The good news is that the number of people who develop breast cancer is declining, as is the proportion of breast cancer sufferers who die from the disease. Despite this, it is still important to be aware of the signs of breast cancer, as the earlier you catch it, the better your chance of survival.
To help raise awareness of breast cancer this month and beyond, here are some important things you should know about the disease:
What causes breast cancer?
Breast cancer is caused by cells’ excessive growth, which can occur in two different areas of the female breast. The first place is the lobules, which are tiny milk-producing glands used during breastfeeding. The second place is the ductal carcinoma, or milk duct – although fewer women are affected by breast cancer in this area.
How great is my risk of developing breast cancer?
The chances of developing breast cancer will vary from person to person; influences such as age, gender, diet and lifestyle can affect your risk of contracting the disease.
However, there are certain genetic predispositions that make you more susceptible to breast cancer. For example, some women naturally carry the genes BRCA1 and BRCA2, which help to repair or destroy damaged DNA in the body.
While these genes can improve your health if they are working to full capacity, they can also mutate and become damaged, leading you to develop cancerous cells. Therefore, women carrying the BRCA1 and BRCA2 genes are more likely to get breast cancer than those who do not carry them.
To mark the awareness month, the National Breast Cancer Foundation has written a 'Know The Symptoms Guide', which is free to download.
Early symptoms to watch out for include:
- Armpit or breast pain that is not related to your menstrual cycle
- Redness of the breast
- Changes to the nipple such as discharge, rashes, inversion and flaky skin
- Puckering of the skin on the breast, like the peel of an orange
- Lumps on the breast, or changes in the breast’s size or shape
If you notice any of these symptoms, consult your doctor immediately – they will arrange for further tests to find out what’s going on.
What are my chances of surviving breast cancer?
If you test positive for breast cancer, there are a number of treatments available, including chemotherapy and radiotherapy, which offer good success rates. Currently, 83% of breast cancer patients live for 10 years or more following treatment.
Early diagnosis and treatment is key to survival, so it is important to pay attention to the health of your breasts by carrying out regular self-examinations.
Regular examination of your breasts only takes a few minutes and could save your life. Take a look at this breast self-examination video for details of the routine you should follow.
The best time to check your breasts is when you’ve just got out of the shower; make sure you are either lying down or standing in front of the mirror to carry out a thorough self-examination.
Alternatively, if you are aged over 50 years, you may be eligible to receive a mammogram – an X-ray of your breasts – to check for cancer. Women in this age bracket are advised to have a mammogram every three years.
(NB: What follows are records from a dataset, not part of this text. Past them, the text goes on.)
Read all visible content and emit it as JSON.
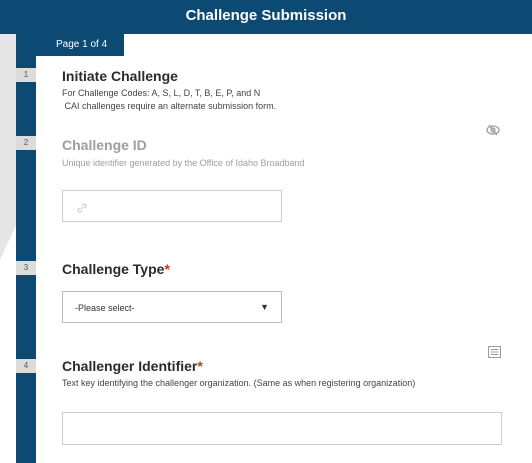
{
  "header": {
    "title": "Challenge Submission"
  },
  "page": {
    "indicator": "Page 1 of 4"
  },
  "sections": [
    {
      "number": "1",
      "title": "Initiate Challenge",
      "line1": "For Challenge Codes: A, S, L, D, T, B, E, P, and N",
      "line2": " CAI challenges require an alternate submission form."
    },
    {
      "number": "2",
      "title": "Challenge ID",
      "help": "Unique identifier generated by the Office of Idaho Broadband",
      "value": ""
    },
    {
      "number": "3",
      "title": "Challenge Type",
      "required_marker": "*",
      "select_value": "-Please select-"
    },
    {
      "number": "4",
      "title": "Challenger Identifier",
      "required_marker": "*",
      "help": "Text key identifying the challenger organization. (Same as when registering organization)",
      "value": ""
    }
  ],
  "icons": {
    "hidden": "eye-slash-icon",
    "id_field": "link-icon",
    "select_caret": "caret-down-icon",
    "field4": "keyboard-icon"
  },
  "colors": {
    "header_bg": "#0d4a73",
    "required": "#d03030"
  }
}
Understanding the causes of breast cancer, and taking time to regularly check your breasts, could make a life changing difference. If you’re worried about your chances of contracting breast cancer, or want a professional breast examination, make sure you speak to your doctor or other healthcare professional.
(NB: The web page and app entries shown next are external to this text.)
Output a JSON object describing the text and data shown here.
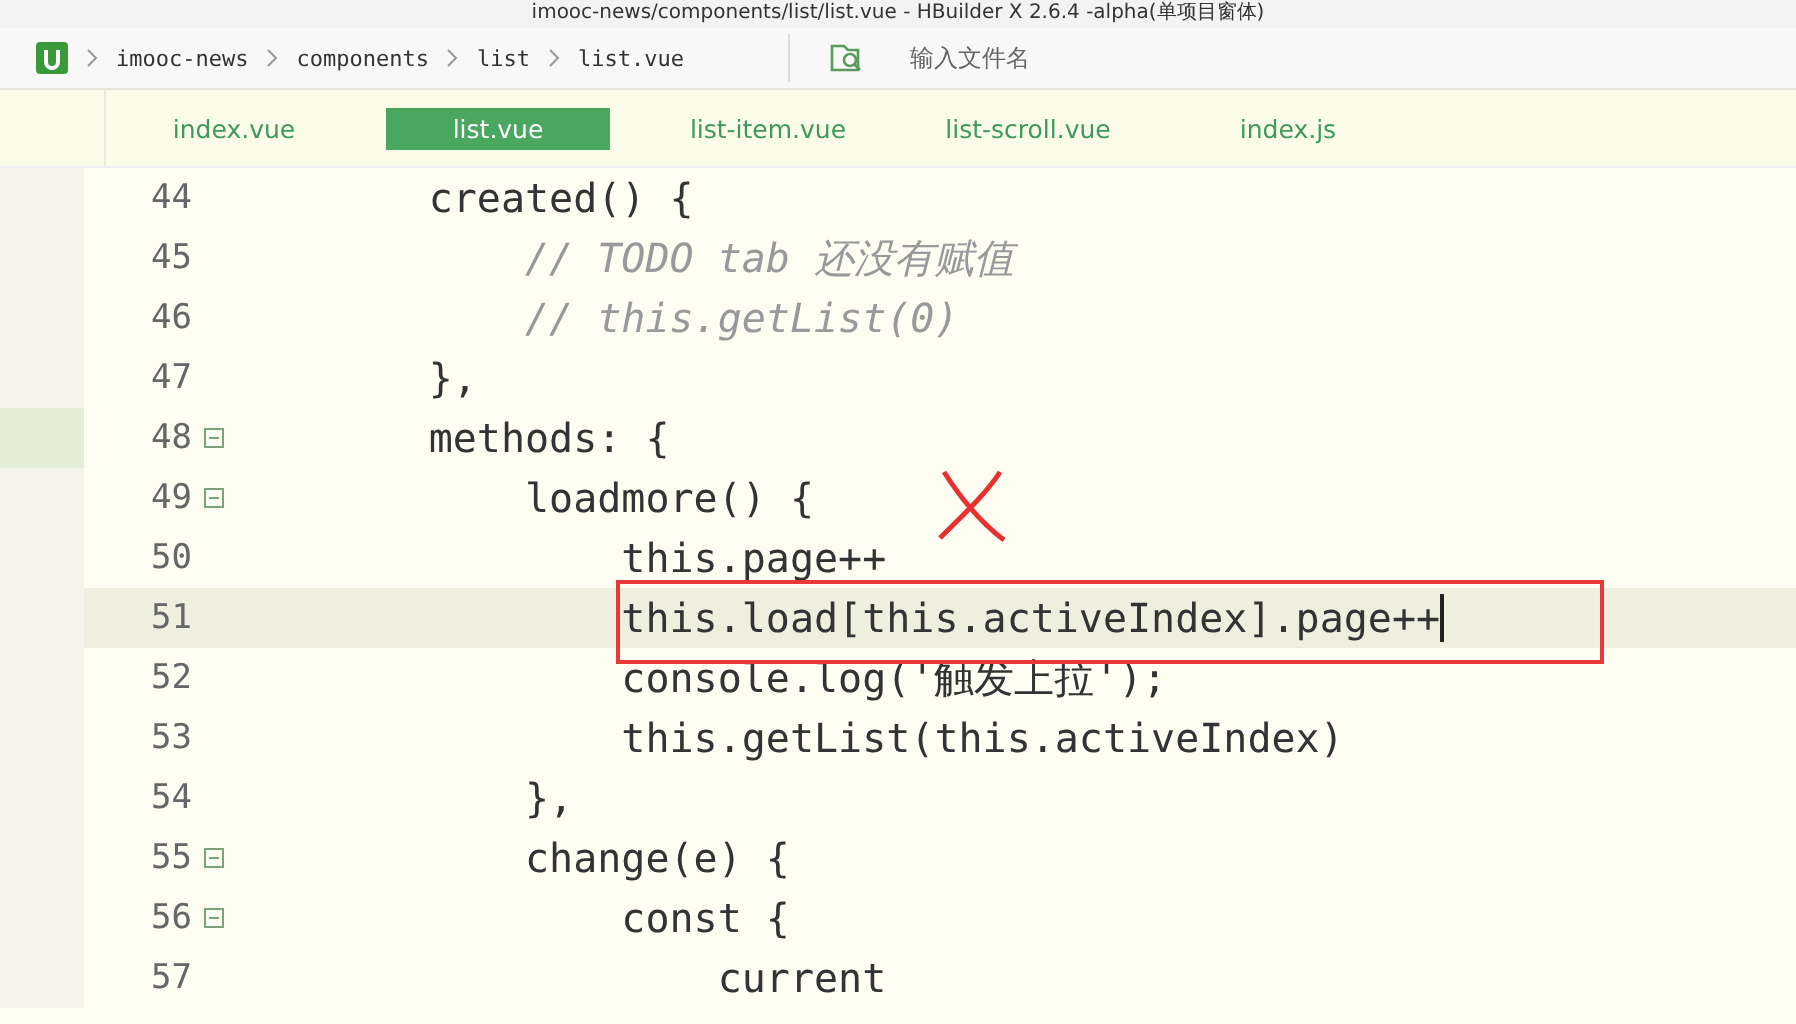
{
  "window": {
    "title": "imooc-news/components/list/list.vue - HBuilder X 2.6.4 -alpha(单项目窗体)"
  },
  "breadcrumb": [
    "imooc-news",
    "components",
    "list",
    "list.vue"
  ],
  "search": {
    "placeholder": "输入文件名"
  },
  "tabs": [
    {
      "label": "index.vue",
      "selected": false
    },
    {
      "label": "list.vue",
      "selected": true
    },
    {
      "label": "list-item.vue",
      "selected": false
    },
    {
      "label": "list-scroll.vue",
      "selected": false
    },
    {
      "label": "index.js",
      "selected": false
    }
  ],
  "code": [
    {
      "number": "44",
      "foldable": false,
      "current": false,
      "kind": "code",
      "text": "        created() {"
    },
    {
      "number": "45",
      "foldable": false,
      "current": false,
      "kind": "comment",
      "text": "            // TODO tab 还没有赋值"
    },
    {
      "number": "46",
      "foldable": false,
      "current": false,
      "kind": "comment",
      "text": "            // this.getList(0)"
    },
    {
      "number": "47",
      "foldable": false,
      "current": false,
      "kind": "code",
      "text": "        },"
    },
    {
      "number": "48",
      "foldable": true,
      "current": false,
      "kind": "code",
      "text": "        methods: {"
    },
    {
      "number": "49",
      "foldable": true,
      "current": false,
      "kind": "code",
      "text": "            loadmore() {"
    },
    {
      "number": "50",
      "foldable": false,
      "current": false,
      "kind": "code",
      "text": "                this.page++"
    },
    {
      "number": "51",
      "foldable": false,
      "current": true,
      "kind": "code",
      "text": "                this.load[this.activeIndex].page++"
    },
    {
      "number": "52",
      "foldable": false,
      "current": false,
      "kind": "code",
      "text": "                console.log('触发上拉');"
    },
    {
      "number": "53",
      "foldable": false,
      "current": false,
      "kind": "code",
      "text": "                this.getList(this.activeIndex)"
    },
    {
      "number": "54",
      "foldable": false,
      "current": false,
      "kind": "code",
      "text": "            },"
    },
    {
      "number": "55",
      "foldable": true,
      "current": false,
      "kind": "code",
      "text": "            change(e) {"
    },
    {
      "number": "56",
      "foldable": true,
      "current": false,
      "kind": "code",
      "text": "                const {"
    },
    {
      "number": "57",
      "foldable": false,
      "current": false,
      "kind": "code",
      "text": "                    current"
    }
  ]
}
If you have been diagnosed with breast cancer, or any other type of cancer, join the Facebook Chemotherapy Support Group where you'll find thousands of other people on the same journey as you - all ready to offer advice and support.